This paper explains how the practice of “no platforming” might be reconciled with a liberal politics. While opponents say that no platforming flouts ideals of open public discourse, and defenders that it is a justifiable harm-prevention measure, both sides mistakenly treat the debate like a run-of-the-mill free speech conflict, rather than a specific issue of academic freedom. Content-based restrictions on speech in universities are ubiquitous. This is no affront to a liberal conception of academic freedom, whose purpose is not just to protect the speech of academics, but also to protect academics’ rights to determine which views and speakers have sufficient disciplinary credentials to receive a hearing in academic contexts. No platforming should therefore be acceptable to liberals, in principle, in cases where it is used to support a university culture that maintains rigorous disciplinary standards, by denying attention and credibility to speakers who fall short of those standards.

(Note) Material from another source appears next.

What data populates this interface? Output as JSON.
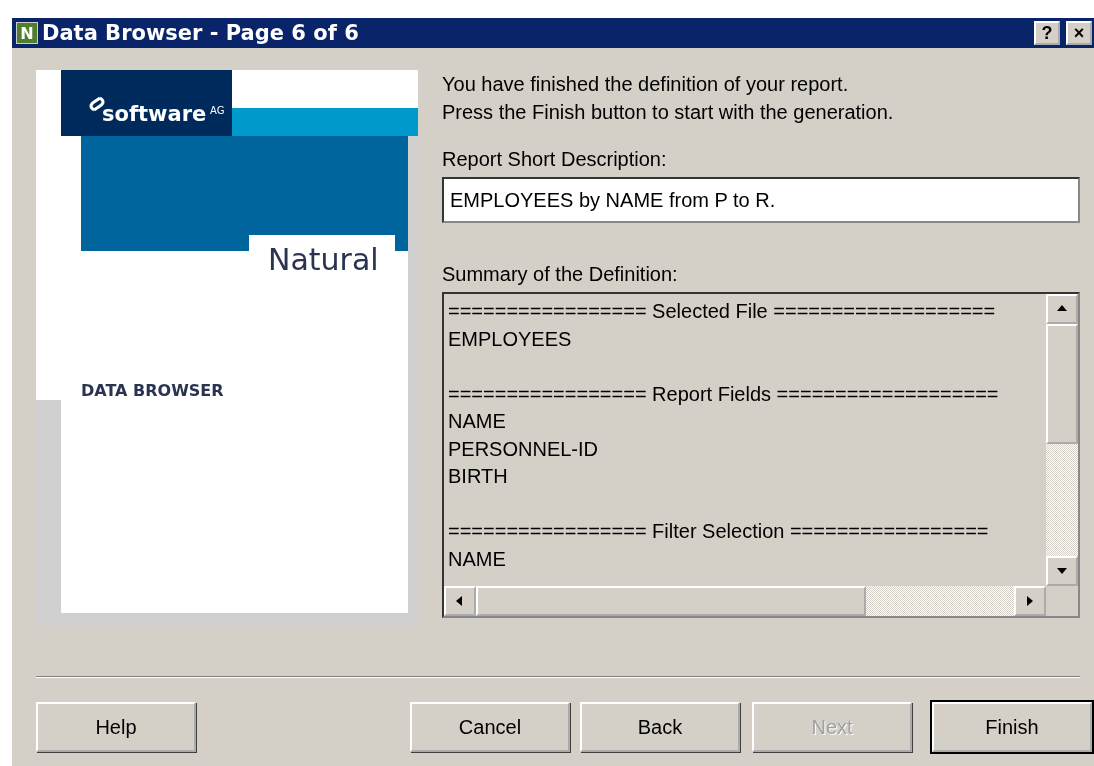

Oxford Scholarship Online requires a subscription or purchase to access the full text of books within the service. Public users can however freely search the site and view the abstracts and keywords for each book and chapter.

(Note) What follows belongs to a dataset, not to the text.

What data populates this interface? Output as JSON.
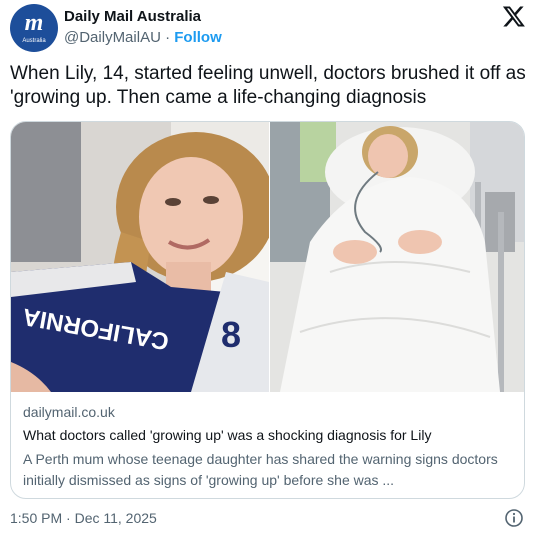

If you think you should have access to this title, please contact your librarian.